[Data records]
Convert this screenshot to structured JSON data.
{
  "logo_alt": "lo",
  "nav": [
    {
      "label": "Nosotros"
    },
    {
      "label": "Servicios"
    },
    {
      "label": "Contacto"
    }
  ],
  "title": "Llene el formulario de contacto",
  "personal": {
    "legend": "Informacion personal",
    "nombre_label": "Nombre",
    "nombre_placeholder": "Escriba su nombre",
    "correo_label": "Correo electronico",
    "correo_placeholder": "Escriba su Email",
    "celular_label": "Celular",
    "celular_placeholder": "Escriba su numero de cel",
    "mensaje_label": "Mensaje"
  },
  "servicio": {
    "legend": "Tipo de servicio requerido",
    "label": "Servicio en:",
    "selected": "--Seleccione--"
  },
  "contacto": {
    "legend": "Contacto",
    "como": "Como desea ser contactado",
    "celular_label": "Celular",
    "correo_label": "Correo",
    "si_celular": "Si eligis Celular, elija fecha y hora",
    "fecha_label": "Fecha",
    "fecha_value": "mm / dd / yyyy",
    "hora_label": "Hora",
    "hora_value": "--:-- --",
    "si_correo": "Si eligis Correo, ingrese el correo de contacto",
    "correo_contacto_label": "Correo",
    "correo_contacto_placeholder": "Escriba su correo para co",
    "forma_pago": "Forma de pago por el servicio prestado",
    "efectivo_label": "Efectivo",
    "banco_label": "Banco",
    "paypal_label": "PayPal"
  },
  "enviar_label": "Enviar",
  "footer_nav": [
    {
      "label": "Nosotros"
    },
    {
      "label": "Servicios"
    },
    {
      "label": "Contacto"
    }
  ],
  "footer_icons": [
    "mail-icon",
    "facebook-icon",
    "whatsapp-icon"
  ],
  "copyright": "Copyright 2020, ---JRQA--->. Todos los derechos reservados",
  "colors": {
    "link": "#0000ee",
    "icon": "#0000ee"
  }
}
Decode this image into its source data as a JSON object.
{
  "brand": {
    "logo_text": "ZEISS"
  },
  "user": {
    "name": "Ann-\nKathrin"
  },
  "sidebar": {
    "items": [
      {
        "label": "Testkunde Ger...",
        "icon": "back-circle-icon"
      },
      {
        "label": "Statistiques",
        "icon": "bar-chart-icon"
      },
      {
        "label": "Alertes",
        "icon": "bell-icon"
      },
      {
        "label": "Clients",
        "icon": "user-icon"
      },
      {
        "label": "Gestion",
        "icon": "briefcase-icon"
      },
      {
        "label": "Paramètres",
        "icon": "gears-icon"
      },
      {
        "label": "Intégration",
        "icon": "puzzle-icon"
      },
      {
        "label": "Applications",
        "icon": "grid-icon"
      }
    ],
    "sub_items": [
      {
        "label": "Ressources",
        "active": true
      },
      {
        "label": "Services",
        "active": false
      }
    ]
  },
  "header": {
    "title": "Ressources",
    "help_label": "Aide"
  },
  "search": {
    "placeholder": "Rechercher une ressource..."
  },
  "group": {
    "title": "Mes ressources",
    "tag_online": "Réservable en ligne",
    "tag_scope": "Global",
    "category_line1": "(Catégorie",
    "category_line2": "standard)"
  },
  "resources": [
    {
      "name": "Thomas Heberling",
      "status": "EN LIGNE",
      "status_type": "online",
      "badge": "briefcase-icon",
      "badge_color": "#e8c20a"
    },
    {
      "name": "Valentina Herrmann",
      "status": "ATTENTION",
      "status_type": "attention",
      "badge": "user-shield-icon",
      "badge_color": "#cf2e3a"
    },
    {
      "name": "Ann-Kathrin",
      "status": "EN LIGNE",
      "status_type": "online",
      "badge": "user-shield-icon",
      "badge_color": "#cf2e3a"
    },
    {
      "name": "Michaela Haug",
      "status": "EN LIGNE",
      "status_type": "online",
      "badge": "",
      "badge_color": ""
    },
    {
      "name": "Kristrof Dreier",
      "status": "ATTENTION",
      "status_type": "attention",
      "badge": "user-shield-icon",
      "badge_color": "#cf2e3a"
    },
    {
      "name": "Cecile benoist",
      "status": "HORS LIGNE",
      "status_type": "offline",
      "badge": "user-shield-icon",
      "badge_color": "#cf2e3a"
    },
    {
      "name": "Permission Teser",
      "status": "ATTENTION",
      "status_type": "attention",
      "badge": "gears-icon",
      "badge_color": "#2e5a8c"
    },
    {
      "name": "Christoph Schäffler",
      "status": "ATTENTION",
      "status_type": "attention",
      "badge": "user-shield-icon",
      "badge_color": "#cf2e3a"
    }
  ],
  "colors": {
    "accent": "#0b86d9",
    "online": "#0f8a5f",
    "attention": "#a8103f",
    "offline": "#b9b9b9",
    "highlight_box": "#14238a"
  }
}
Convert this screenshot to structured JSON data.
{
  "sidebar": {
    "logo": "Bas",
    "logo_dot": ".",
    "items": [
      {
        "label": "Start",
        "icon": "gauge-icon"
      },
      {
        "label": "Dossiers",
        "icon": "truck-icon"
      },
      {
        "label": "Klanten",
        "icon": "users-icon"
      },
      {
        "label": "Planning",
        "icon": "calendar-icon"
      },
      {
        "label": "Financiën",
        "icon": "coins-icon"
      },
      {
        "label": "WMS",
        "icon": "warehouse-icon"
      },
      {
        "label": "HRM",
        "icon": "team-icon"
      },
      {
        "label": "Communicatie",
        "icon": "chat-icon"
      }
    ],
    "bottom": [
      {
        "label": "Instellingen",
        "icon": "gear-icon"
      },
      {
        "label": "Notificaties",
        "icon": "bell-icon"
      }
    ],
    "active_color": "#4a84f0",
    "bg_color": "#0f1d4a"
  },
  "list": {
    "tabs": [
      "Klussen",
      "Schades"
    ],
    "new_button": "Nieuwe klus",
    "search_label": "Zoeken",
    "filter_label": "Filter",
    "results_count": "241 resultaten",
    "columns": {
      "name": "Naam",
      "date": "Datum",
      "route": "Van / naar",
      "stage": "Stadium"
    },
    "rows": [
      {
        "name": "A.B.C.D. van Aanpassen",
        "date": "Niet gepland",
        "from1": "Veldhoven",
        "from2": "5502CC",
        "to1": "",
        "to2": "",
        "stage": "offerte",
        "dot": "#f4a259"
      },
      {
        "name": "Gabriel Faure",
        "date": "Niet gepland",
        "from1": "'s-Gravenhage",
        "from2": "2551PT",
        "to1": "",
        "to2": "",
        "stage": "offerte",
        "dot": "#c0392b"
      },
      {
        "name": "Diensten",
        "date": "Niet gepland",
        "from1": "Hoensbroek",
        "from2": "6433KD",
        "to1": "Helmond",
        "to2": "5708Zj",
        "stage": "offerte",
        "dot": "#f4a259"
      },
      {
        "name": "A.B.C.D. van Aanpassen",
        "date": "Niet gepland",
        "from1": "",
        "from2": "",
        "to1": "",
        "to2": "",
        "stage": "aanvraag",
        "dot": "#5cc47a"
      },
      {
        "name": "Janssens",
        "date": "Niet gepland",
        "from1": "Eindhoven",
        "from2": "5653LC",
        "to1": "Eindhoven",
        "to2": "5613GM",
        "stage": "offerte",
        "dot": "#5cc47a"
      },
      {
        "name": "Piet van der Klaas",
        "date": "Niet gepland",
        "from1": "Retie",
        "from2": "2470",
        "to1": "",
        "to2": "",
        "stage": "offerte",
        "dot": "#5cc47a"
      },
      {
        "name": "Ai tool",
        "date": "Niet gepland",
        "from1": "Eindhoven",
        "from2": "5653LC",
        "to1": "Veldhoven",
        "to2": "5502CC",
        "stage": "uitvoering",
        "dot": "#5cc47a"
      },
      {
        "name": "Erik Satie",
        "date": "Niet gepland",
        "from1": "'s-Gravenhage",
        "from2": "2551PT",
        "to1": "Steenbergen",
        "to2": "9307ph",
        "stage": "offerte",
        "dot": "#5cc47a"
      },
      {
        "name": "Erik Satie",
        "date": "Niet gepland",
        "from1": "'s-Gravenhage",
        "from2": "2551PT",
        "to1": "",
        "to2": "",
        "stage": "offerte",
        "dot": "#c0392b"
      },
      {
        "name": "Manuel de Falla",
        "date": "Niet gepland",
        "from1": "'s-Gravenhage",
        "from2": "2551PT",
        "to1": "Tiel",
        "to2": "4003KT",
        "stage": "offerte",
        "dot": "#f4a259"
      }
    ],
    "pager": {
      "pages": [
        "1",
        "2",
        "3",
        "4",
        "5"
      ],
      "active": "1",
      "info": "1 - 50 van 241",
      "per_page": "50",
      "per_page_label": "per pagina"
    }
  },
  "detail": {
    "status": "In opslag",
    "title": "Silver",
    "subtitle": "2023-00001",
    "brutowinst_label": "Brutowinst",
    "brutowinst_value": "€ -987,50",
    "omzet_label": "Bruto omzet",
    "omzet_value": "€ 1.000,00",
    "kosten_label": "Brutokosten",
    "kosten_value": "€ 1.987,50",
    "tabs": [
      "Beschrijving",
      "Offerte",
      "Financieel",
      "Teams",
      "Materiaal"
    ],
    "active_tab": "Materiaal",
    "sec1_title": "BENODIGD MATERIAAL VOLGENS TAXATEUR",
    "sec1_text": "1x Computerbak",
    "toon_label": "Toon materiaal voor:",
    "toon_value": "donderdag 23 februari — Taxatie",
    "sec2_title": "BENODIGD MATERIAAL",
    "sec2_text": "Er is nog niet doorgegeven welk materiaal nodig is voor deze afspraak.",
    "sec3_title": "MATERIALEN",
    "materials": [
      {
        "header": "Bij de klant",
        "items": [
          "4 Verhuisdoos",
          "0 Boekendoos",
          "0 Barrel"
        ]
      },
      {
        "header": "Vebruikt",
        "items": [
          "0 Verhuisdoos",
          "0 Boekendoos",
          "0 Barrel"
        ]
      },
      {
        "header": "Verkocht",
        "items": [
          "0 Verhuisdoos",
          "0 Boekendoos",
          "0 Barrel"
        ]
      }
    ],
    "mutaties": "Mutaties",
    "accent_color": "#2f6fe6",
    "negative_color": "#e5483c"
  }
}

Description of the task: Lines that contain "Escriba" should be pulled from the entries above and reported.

Task response:
    "nombre_placeholder": "Escriba su nombre",
    "correo_placeholder": "Escriba su Email",
    "celular_placeholder": "Escriba su numero de cel",
    "correo_contacto_placeholder": "Escriba su correo para co",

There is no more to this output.